While I haven't lived this, I totally get it. Growing up in Kansas makes me feel guilty for the easiness of church here. I can't complain about visiting teaching because I only visit two sisters and my mom visits 6 that live an hour away from her. Little things like that.

I get it.

Becca said...

Hamburger Helper = nasty.

canned beans = instant food for after baby. At least in my house. And as I get more and more pregnant the ratio of frozen pizza consumption increases.

You are lucky about the ward. Even in areas where there are lots (or just a few) members you don't always find a really active strong ward. My husband says that our current ward has a really strong Relief Society. Maybe thats because I have a couple of callings in there so he hears about everything that goes on, but compared to our last ward and even the ward I grew up in its sort of absurd.

MommyJ said...

I've never experienced anything like this, because I've never lived, or even visited anywhere far away. But, I think I would be fascinated to hear more about what things were really like when you lived in Brazil. My husband served a mission in Paraguay and I can't get enough of the stories, the people. I also remember how deeply he was affected when he was going through the post mission transition. Even still, he often tells the children, when they get particularly grabby/wanting over stuff, about the family he taught that lived in a house made out of refrigerator boxes. Seeing that, experiencing that, I'm sure it does change you. But not in a bad way. I think your sensitivity and awareness is wonderful.

And convenience foods aren't always all they are cracked up to be. Except cake mixes. I don't know why I would ever try to do something from scratch that betty crocker is so good at. But then, that probably only reveals how little I know about cake baking!

Hilary said...

I'm sure your experience will change you, forever, in a lot of wonderful ways . . . and those wonderful ways may just include banishing Hamburger Helper from your pantry forever! :-)

You'll find the 'convenient' stuff that betters/simplifies your life, and you'll hold onto the stuff that worked better for your family (healthier/better tasting/more environmentally or economically friendly) and end up better off. Then you can come and be a guest speaker about simplifying your life at one of not-called-Enrichment-mid-week-Relief-Society-Meetings in my ward! :-) (If you know, you lived in the same state.)

Hilary said...

Oh, and I'm right there with MommyJ on cake mixes . . . they're not just a convenience food -- they're a culinary masterpiece in powder form. Better texture and stuff than any yellow/white/chocolate cake or brownies I've made from scratch.
(Carrot and spice cakes and such are the exception to my "All Hail Betty Crocker" rule).

Deb said...

I hope there are some aspects of crunchiness you never leave behind. Really, it's a good thing. You're not making your own soap, you're not saving your kids' hair to stuff pillows (I assume)'re just crunchy enough.
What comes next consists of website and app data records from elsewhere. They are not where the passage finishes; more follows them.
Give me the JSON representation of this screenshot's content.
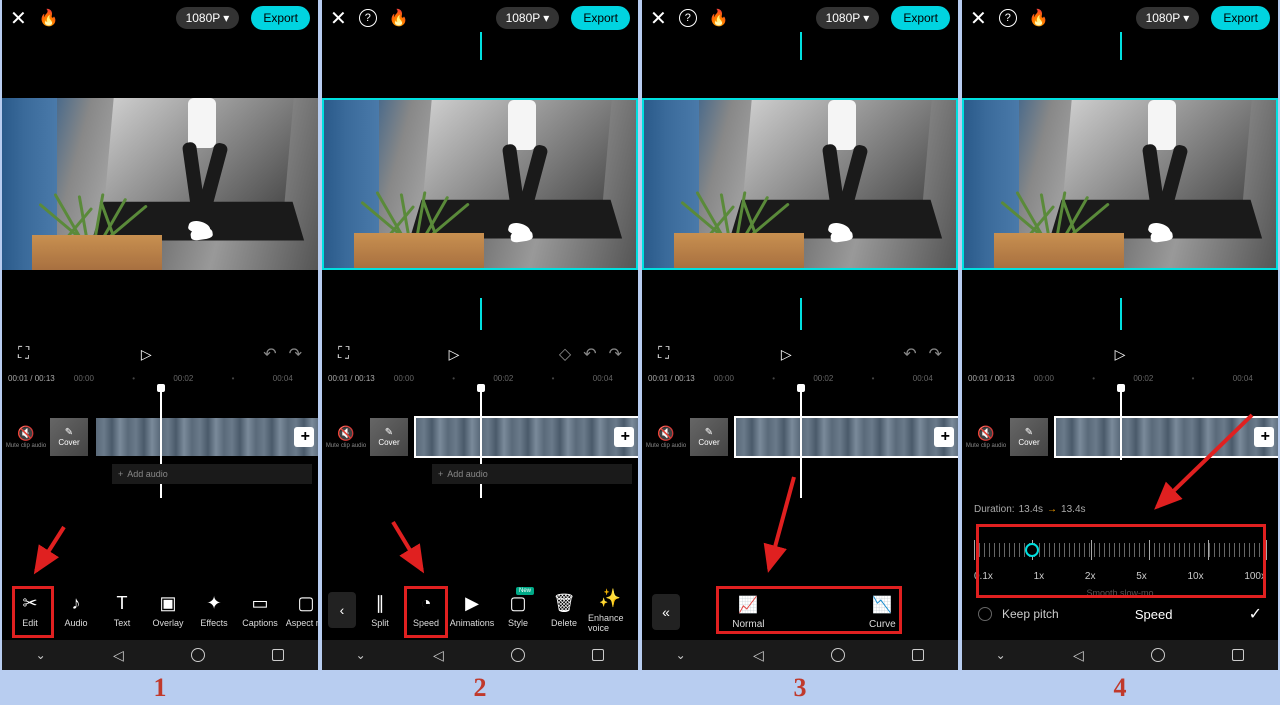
{
  "topbar": {
    "resolution": "1080P",
    "export": "Export"
  },
  "time": {
    "current": "00:01",
    "total": "00:13",
    "ticks": [
      "00:00",
      "00:02",
      "00:04"
    ]
  },
  "track": {
    "mute": "Mute clip audio",
    "cover": "Cover",
    "add_audio": "Add audio"
  },
  "panel1": {
    "tools": [
      "Edit",
      "Audio",
      "Text",
      "Overlay",
      "Effects",
      "Captions",
      "Aspect rat"
    ]
  },
  "panel2": {
    "tools": [
      "Split",
      "Speed",
      "Animations",
      "Style",
      "Delete",
      "Enhance voice"
    ],
    "new_badge": "New"
  },
  "panel3": {
    "normal": "Normal",
    "curve": "Curve"
  },
  "panel4": {
    "duration_label": "Duration:",
    "dur_from": "13.4s",
    "dur_to": "13.4s",
    "speeds": [
      "0.1x",
      "1x",
      "2x",
      "5x",
      "10x",
      "100x"
    ],
    "smooth": "Smooth slow-mo",
    "keep_pitch": "Keep pitch",
    "title": "Speed"
  },
  "steps": [
    "1",
    "2",
    "3",
    "4"
  ]
}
Don't let Brazil go. Even if your new acquaintances don't want to hear about it right now, it was a huge deal for you and your family.

So my bet is...forever. You will be crunchy forever.

Anonymous said...

i'm crunchy, too. i buy organic, carry my re-usable bags, shun bottled water and paper towels, recycle everything! i also hug trees sometimes, love the environment, support anti-gun legislation, and go the the farmers market every chance i get!

Good for you!!!

hopefully you never give up your crunchiness. it's not a movement, it's a lifestyle :)